President’s September 2023 Column

Have I planted enough trees this year?

As I prepare for the upcoming New Year, I took a walk around the building at Temple Judah. I tried to remember what it looked like before the derecho. There were quite a few very large trees, and the landscaping was adequate. The only trees to survive the derecho are a willow tree, the pear tree directly below the Sanctuary windows, a line of arborvitaes on the border and some ash trees. The use of the willow tree and the pear tree is important during the celebration of Sukkot. The willow for the roof and the pears for decoration.
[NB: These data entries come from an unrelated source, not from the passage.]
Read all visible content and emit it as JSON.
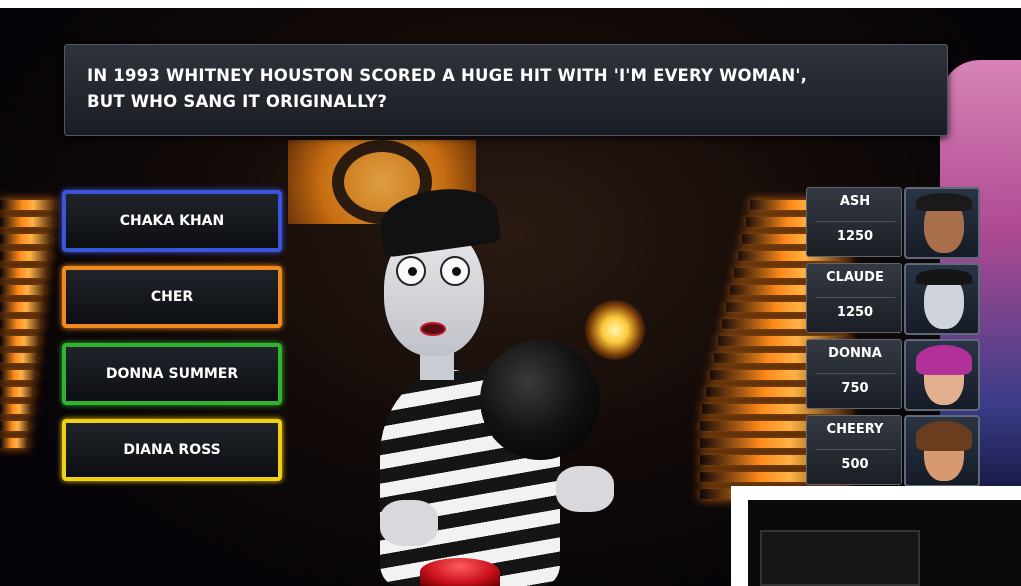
{
  "question": {
    "text": "IN 1993 WHITNEY HOUSTON SCORED A HUGE HIT WITH 'I'M EVERY WOMAN',\nBUT WHO SANG IT ORIGINALLY?"
  },
  "answers": [
    {
      "label": "CHAKA KHAN",
      "color": "#3b55d8"
    },
    {
      "label": "CHER",
      "color": "#f08a1e"
    },
    {
      "label": "DONNA SUMMER",
      "color": "#2fb331"
    },
    {
      "label": "DIANA ROSS",
      "color": "#f1cf12"
    }
  ],
  "players": [
    {
      "name": "ASH",
      "score": "1250",
      "avatar": "ash-avatar"
    },
    {
      "name": "CLAUDE",
      "score": "1250",
      "avatar": "claude-avatar"
    },
    {
      "name": "DONNA",
      "score": "750",
      "avatar": "donna-avatar"
    },
    {
      "name": "CHEERY",
      "score": "500",
      "avatar": "cheery-avatar"
    }
  ],
  "colors": {
    "stair_glow": "#ff8a1a",
    "panel_bg": "#1a1d23"
  }
}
After my walk, I have a newfound appreciation for the job done by the landscape architect who was hired to plan the bioswales.

At the last board meeting two people volunteered to plant trees in memory of loved ones. What a beautiful gesture and a wonderful mitzvah! There is a developed plan to plant more trees and to replace some of the ash trees we have on the property.

I have planted trees every year at our home and, as a Jew, have found this tradition an important one. We have planted a variety of fruit trees, almond, birch, oaks, pines, maples, and walnut trees. When we first moved into our house over 30 years ago, our backlot was just full of weeds and dead poplar trees (which I had to remove because they grow tall, then die). Over the years, the trees are beginning to take over! I still drive by our old house and look at how large the oak tree is we planted in the backyard the year Tobi was born.

Why did I plant trees? Many reasons. I can remember as a child, my mother would always give gifts to relatives of trees in Israel through the Jewish National Fund. When I had my Bar Mitzvah, I received some of the beautiful certificates from the JNF. Maybe it is because the torah is often referred to as the Tree of Life. Maybe it is that we have a holiday for the celebration of trees, Tu B’shevat. I will have to say, the seder the Rabbi leads is wonderful, and I love the fruit and nuts we eat. If you haven’t been to one, I’d make an effort to attend.

I encourage you to take a few minutes to walk the grounds at your Temple Judah and enjoy the beauty of the trees and landscape.

Brian D. Cohen